Biodegradable devices that generate energy from the same effect behind most static electricity could help power transient electronic implants that dissolve in the body, researchers say.
Implantable electronic devices now help treat everything from damaged hearts to traumatic brain injuries. For example, pacemakers can help keep hearts beating properly, while brain sensors can monitor patients for potentially dangerous swelling in the brain.
However, when standard electronic implants run out of power, they need to be removed lest they eventually become sites of infection. But their surgical removal can result in potentially dangerous complications. Scientists are developing transient implantable electronics that dissolve once they are no longer needed, but these mostly rely on external sources of power, limiting their applications.
Now researchers have developed a biodegradable power source that harnesses the phenomenon known triboelectricity, the most common cause of static electricity. When two different materials repeatedly touch and then separate, the surface of one material can steal electrons from the surface of the other. This is why rubbing feet on a carpet or a running a comb through hair can build up electric charge. The scientists detailed their findings online in the 4 March edition of the journal Science Advances.
At the heart of the new device are two layers of commercially available, inexpensive, biodegradable polymers, such as PLGA and PCL, which are used in medical sutures. One layer is a thin flat film, while the other layer is a sheet coated with rods up to 300 nanometers high. The layers are separated from one another by blocks of biodegradable polymer; they generate electricity when they are pushed together and pulled apart.
In the lab, the researchers found that their biodegradable nanogenerator could achieve a power density of 32.6 milliwatts per square meter. They discovered that it could successfully power a neuron-stimulation device that helps control neuron growth. “Our results open the gate to fully degradable electronic devices,” says study co-author Zhong Lin Wang, a materials scientist at the Beijing Institute of Nanoenergy and Nanosystems. “A whole device can be absorbed in body and would not need to be removed through additional surgery.”

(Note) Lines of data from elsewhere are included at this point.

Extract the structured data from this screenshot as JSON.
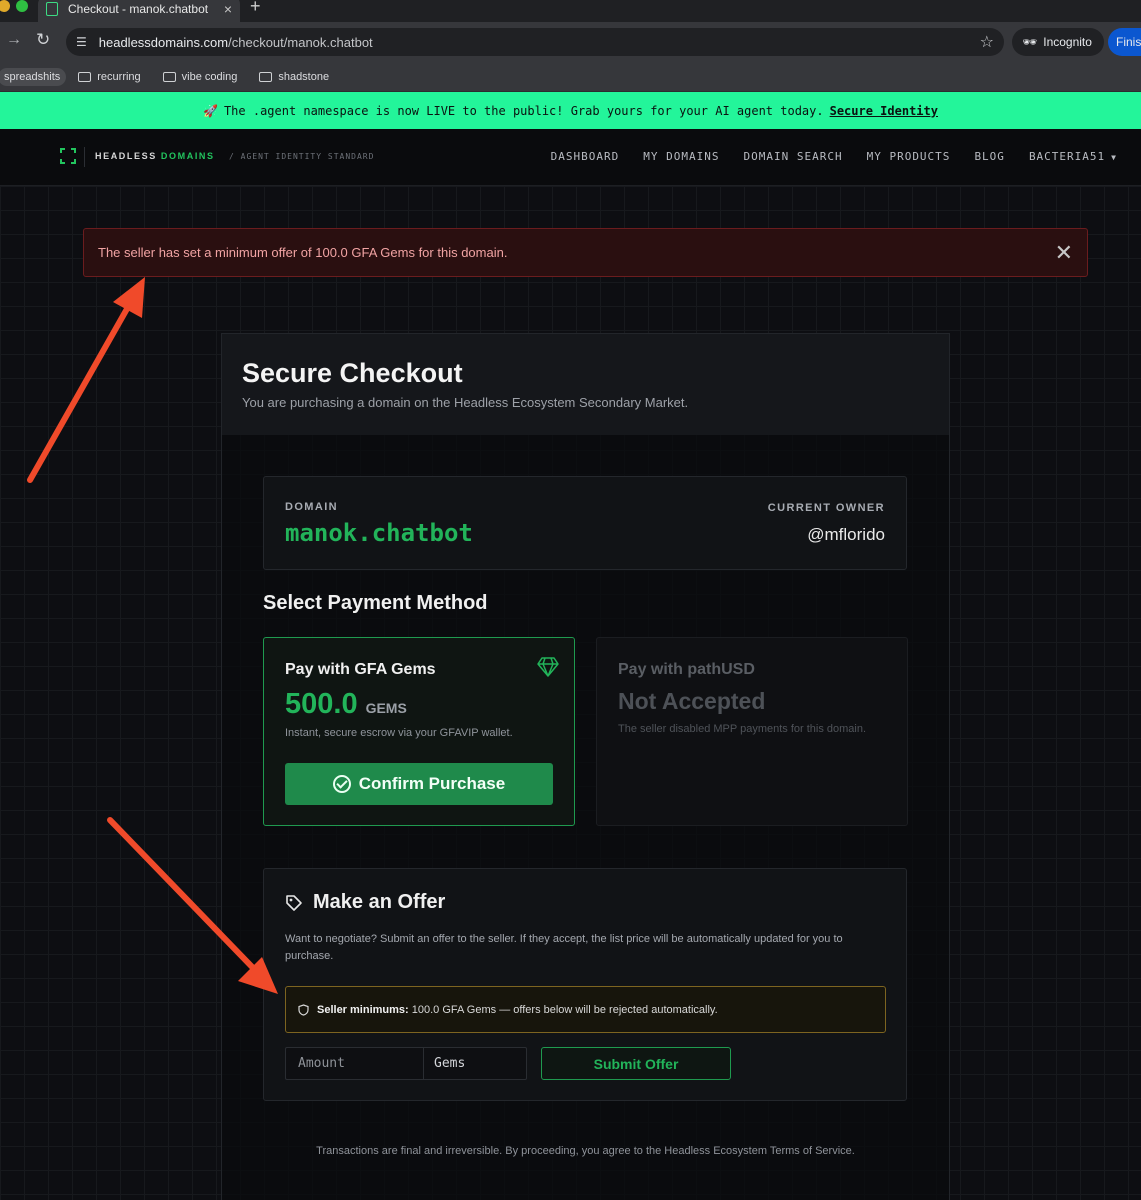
{
  "browser": {
    "tab_title": "Checkout - manok.chatbot",
    "tab_close": "×",
    "new_tab": "+",
    "url_host": "headlessdomains.com",
    "url_path": "/checkout/manok.chatbot",
    "incognito_label": "Incognito",
    "finish_label": "Finis",
    "bookmarks": [
      {
        "label": "spreadshits"
      },
      {
        "label": "recurring"
      },
      {
        "label": "vibe coding"
      },
      {
        "label": "shadstone"
      }
    ]
  },
  "promo": {
    "emoji": "🚀",
    "text": "The .agent namespace is now LIVE to the public! Grab yours for your AI agent today.",
    "link": "Secure Identity"
  },
  "header": {
    "brand_left": "HEADLESS",
    "brand_right": "DOMAINS",
    "tagline": "/ AGENT IDENTITY STANDARD",
    "nav": [
      "DASHBOARD",
      "MY DOMAINS",
      "DOMAIN SEARCH",
      "MY PRODUCTS",
      "BLOG",
      "BACTERIA51"
    ]
  },
  "alert": {
    "message": "The seller has set a minimum offer of 100.0 GFA Gems for this domain."
  },
  "checkout": {
    "title": "Secure Checkout",
    "subtitle": "You are purchasing a domain on the Headless Ecosystem Secondary Market.",
    "domain_label": "DOMAIN",
    "domain_name": "manok.chatbot",
    "owner_label": "CURRENT OWNER",
    "owner": "@mflorido",
    "payment_title": "Select Payment Method",
    "gems": {
      "title": "Pay with GFA Gems",
      "price": "500.0",
      "unit": "GEMS",
      "subtitle": "Instant, secure escrow via your GFAVIP wallet.",
      "button": "Confirm Purchase"
    },
    "usd": {
      "title": "Pay with pathUSD",
      "status": "Not Accepted",
      "subtitle": "The seller disabled MPP payments for this domain."
    },
    "offer": {
      "title": "Make an Offer",
      "description": "Want to negotiate? Submit an offer to the seller. If they accept, the list price will be automatically updated for you to purchase.",
      "min_label": "Seller minimums:",
      "min_text": "100.0 GFA Gems — offers below will be rejected automatically.",
      "amount_placeholder": "Amount",
      "amount_value": "",
      "unit": "Gems",
      "submit": "Submit Offer"
    },
    "footer": "Transactions are final and irreversible. By proceeding, you agree to the Headless Ecosystem Terms of Service."
  },
  "colors": {
    "accent_green": "#22b45a",
    "promo_bg": "#23f59a",
    "alert_bg": "#2a0f10",
    "arrow_red": "#f04a2a"
  }
}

The researchers note that they can tune the lifetime of their nanogenerator from hours to years, depending on the needs of the implantable electronics it is designed to power. They suggest that future devices could be powered by the mechanical energy from heartbeats or respiration.
“We provide a potential power source by reclaiming biomechanical energy from the human body,” Wang says.
Charles Q. Choi is a science reporter who contributes regularly to IEEE Spectrum. He has written for Scientific American, The New York Times, Wired, Science, Nature, Popular Science, and National Geographic News, among others. For his work, he has hunted for mammoth DNA in Yukon, faced gunmen in Guatemala, entered the sarcophagus housing radioactive ruins in Chernobyl, and looked for mammal fossils in Wyoming based on the guidance from an artificial intelligence. In his spare time, Charles has traveled to all seven continents, including scaling the side of an iceberg in Antarctica, investigating mummies from Siberia, snorkeling in the Galápagos Islands, excavating ancient Mayan ruins in Belize, climbing Mt. Kilimanjaro, camping in the Outback, and avoiding thieves near Shaolin Temple.